> **HOW TO COMPLETE THIS TASK**:
Exactly as shown, give the full listing again.
Content starts
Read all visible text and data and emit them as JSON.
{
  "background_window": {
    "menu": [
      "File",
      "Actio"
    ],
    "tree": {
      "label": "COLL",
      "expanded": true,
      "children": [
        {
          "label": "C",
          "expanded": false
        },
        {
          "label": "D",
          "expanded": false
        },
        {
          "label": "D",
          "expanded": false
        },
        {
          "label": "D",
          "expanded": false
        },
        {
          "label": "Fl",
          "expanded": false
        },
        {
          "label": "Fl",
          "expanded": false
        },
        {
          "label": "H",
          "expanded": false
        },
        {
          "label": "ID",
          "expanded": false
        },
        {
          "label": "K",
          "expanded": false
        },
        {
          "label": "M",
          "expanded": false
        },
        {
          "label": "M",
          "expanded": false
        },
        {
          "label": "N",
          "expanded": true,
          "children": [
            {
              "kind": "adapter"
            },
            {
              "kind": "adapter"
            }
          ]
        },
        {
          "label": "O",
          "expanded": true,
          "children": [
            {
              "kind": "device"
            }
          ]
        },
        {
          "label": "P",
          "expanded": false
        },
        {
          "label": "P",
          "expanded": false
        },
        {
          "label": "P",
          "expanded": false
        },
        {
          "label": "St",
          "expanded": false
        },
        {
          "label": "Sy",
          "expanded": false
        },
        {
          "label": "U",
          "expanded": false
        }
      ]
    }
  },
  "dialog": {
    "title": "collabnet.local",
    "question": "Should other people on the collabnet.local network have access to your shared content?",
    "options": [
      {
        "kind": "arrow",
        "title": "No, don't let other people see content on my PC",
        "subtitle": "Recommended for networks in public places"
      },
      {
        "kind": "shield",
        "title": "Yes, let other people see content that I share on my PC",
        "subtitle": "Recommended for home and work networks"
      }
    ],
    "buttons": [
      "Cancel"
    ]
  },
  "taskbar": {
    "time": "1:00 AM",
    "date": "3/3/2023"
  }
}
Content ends
> **ANSWER AREA**:
Read all visible text and data and emit them as JSON.
{
  "background_window": {
    "menu": [
      "File",
      "Actio"
    ],
    "tree": {
      "label": "COLL",
      "expanded": true,
      "children": [
        {
          "label": "C",
          "expanded": false
        },
        {
          "label": "D",
          "expanded": false
        },
        {
          "label": "D",
          "expanded": false
        },
        {
          "label": "D",
          "expanded": false
        },
        {
          "label": "Fl",
          "expanded": false
        },
        {
          "label": "Fl",
          "expanded": false
        },
        {
          "label": "H",
          "expanded": false
        },
        {
          "label": "ID",
          "expanded": false
        },
        {
          "label": "K",
          "expanded": false
        },
        {
          "label": "M",
          "expanded": false
        },
        {
          "label": "M",
          "expanded": false
        },
        {
          "label": "N",
          "expanded": true,
          "children": [
            {
              "kind": "adapter"
            },
            {
              "kind": "adapter"
            }
          ]
        },
        {
          "label": "O",
          "expanded": true,
          "children": [
            {
              "kind": "device"
            }
          ]
        },
        {
          "label": "P",
          "expanded": false
        },
        {
          "label": "P",
          "expanded": false
        },
        {
          "label": "P",
          "expanded": false
        },
        {
          "label": "St",
          "expanded": false
        },
        {
          "label": "Sy",
          "expanded": false
        },
        {
          "label": "U",
          "expanded": false
        }
      ]
    }
  },
  "dialog": {
    "title": "collabnet.local",
    "question": "Should other people on the collabnet.local network have access to your shared content?",
    "options": [
      {
        "kind": "arrow",
        "title": "No, don't let other people see content on my PC",
        "subtitle": "Recommended for networks in public places"
      },
      {
        "kind": "shield",
        "title": "Yes, let other people see content that I share on my PC",
        "subtitle": "Recommended for home and work networks"
      }
    ],
    "buttons": [
      "Cancel"
    ]
  },
  "taskbar": {
    "time": "1:00 AM",
    "date": "3/3/2023"
  }
}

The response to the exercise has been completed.